[ASSIGNMENT] Reproduce the entries that follow exactly, dropping each image.
-- GIVEN INFORMATION follows --
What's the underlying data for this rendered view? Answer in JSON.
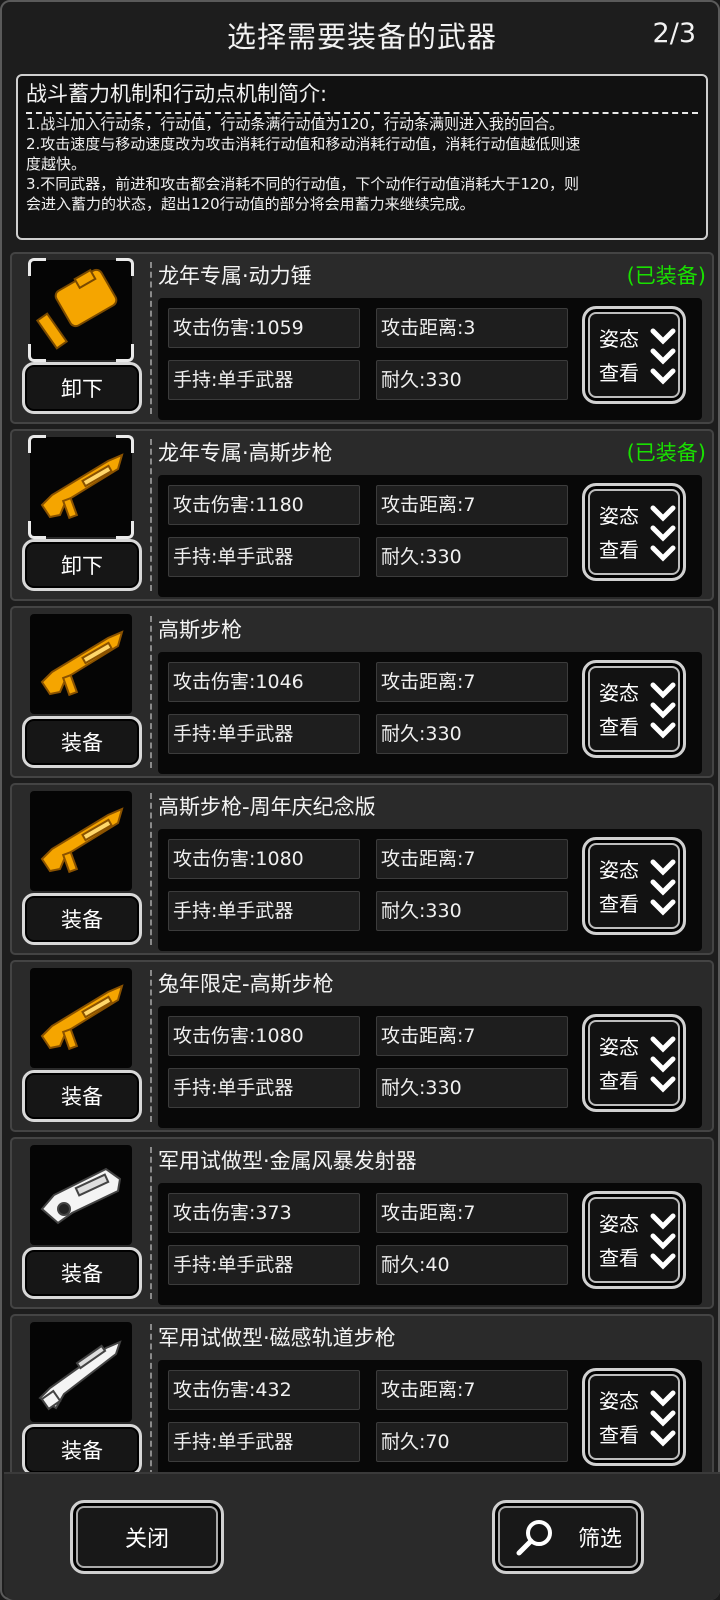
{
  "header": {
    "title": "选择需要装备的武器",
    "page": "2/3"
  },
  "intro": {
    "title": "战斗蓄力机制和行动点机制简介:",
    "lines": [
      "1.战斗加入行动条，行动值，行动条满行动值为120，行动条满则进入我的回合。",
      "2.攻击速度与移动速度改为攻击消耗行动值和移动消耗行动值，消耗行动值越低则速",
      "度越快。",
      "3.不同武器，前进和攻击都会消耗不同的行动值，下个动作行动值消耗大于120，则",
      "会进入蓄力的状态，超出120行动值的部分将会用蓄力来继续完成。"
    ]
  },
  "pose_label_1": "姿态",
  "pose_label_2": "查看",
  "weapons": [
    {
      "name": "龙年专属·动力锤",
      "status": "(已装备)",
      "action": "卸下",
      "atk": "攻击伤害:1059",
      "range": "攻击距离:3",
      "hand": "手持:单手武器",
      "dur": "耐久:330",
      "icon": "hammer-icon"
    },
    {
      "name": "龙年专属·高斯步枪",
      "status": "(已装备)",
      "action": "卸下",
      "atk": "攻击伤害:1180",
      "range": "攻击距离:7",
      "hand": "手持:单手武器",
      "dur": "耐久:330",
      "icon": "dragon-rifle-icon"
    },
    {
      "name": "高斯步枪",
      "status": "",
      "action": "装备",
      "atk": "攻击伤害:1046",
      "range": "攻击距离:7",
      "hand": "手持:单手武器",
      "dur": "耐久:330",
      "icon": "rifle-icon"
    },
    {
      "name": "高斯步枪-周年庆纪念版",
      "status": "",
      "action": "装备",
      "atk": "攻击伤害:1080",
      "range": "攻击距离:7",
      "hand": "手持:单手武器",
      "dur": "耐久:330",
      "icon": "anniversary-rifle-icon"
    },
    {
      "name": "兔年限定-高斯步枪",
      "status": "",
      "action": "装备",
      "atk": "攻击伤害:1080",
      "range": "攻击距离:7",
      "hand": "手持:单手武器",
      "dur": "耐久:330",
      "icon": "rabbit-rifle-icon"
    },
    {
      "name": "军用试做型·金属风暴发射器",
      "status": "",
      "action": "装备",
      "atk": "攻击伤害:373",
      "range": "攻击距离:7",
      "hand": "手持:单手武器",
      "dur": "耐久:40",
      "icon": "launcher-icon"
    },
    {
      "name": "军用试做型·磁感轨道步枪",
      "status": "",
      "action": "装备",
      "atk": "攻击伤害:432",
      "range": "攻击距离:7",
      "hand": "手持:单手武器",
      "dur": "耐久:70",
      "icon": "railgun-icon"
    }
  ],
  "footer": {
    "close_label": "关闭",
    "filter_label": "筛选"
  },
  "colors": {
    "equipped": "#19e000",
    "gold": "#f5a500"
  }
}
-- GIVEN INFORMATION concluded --
[RESPONSE]
What's the underlying data for this rendered view? Answer in JSON.
{
  "header": {
    "title": "选择需要装备的武器",
    "page": "2/3"
  },
  "intro": {
    "title": "战斗蓄力机制和行动点机制简介:",
    "lines": [
      "1.战斗加入行动条，行动值，行动条满行动值为120，行动条满则进入我的回合。",
      "2.攻击速度与移动速度改为攻击消耗行动值和移动消耗行动值，消耗行动值越低则速",
      "度越快。",
      "3.不同武器，前进和攻击都会消耗不同的行动值，下个动作行动值消耗大于120，则",
      "会进入蓄力的状态，超出120行动值的部分将会用蓄力来继续完成。"
    ]
  },
  "pose_label_1": "姿态",
  "pose_label_2": "查看",
  "weapons": [
    {
      "name": "龙年专属·动力锤",
      "status": "(已装备)",
      "action": "卸下",
      "atk": "攻击伤害:1059",
      "range": "攻击距离:3",
      "hand": "手持:单手武器",
      "dur": "耐久:330",
      "icon": "hammer-icon"
    },
    {
      "name": "龙年专属·高斯步枪",
      "status": "(已装备)",
      "action": "卸下",
      "atk": "攻击伤害:1180",
      "range": "攻击距离:7",
      "hand": "手持:单手武器",
      "dur": "耐久:330",
      "icon": "dragon-rifle-icon"
    },
    {
      "name": "高斯步枪",
      "status": "",
      "action": "装备",
      "atk": "攻击伤害:1046",
      "range": "攻击距离:7",
      "hand": "手持:单手武器",
      "dur": "耐久:330",
      "icon": "rifle-icon"
    },
    {
      "name": "高斯步枪-周年庆纪念版",
      "status": "",
      "action": "装备",
      "atk": "攻击伤害:1080",
      "range": "攻击距离:7",
      "hand": "手持:单手武器",
      "dur": "耐久:330",
      "icon": "anniversary-rifle-icon"
    },
    {
      "name": "兔年限定-高斯步枪",
      "status": "",
      "action": "装备",
      "atk": "攻击伤害:1080",
      "range": "攻击距离:7",
      "hand": "手持:单手武器",
      "dur": "耐久:330",
      "icon": "rabbit-rifle-icon"
    },
    {
      "name": "军用试做型·金属风暴发射器",
      "status": "",
      "action": "装备",
      "atk": "攻击伤害:373",
      "range": "攻击距离:7",
      "hand": "手持:单手武器",
      "dur": "耐久:40",
      "icon": "launcher-icon"
    },
    {
      "name": "军用试做型·磁感轨道步枪",
      "status": "",
      "action": "装备",
      "atk": "攻击伤害:432",
      "range": "攻击距离:7",
      "hand": "手持:单手武器",
      "dur": "耐久:70",
      "icon": "railgun-icon"
    }
  ],
  "footer": {
    "close_label": "关闭",
    "filter_label": "筛选"
  },
  "colors": {
    "equipped": "#19e000",
    "gold": "#f5a500"
  }
}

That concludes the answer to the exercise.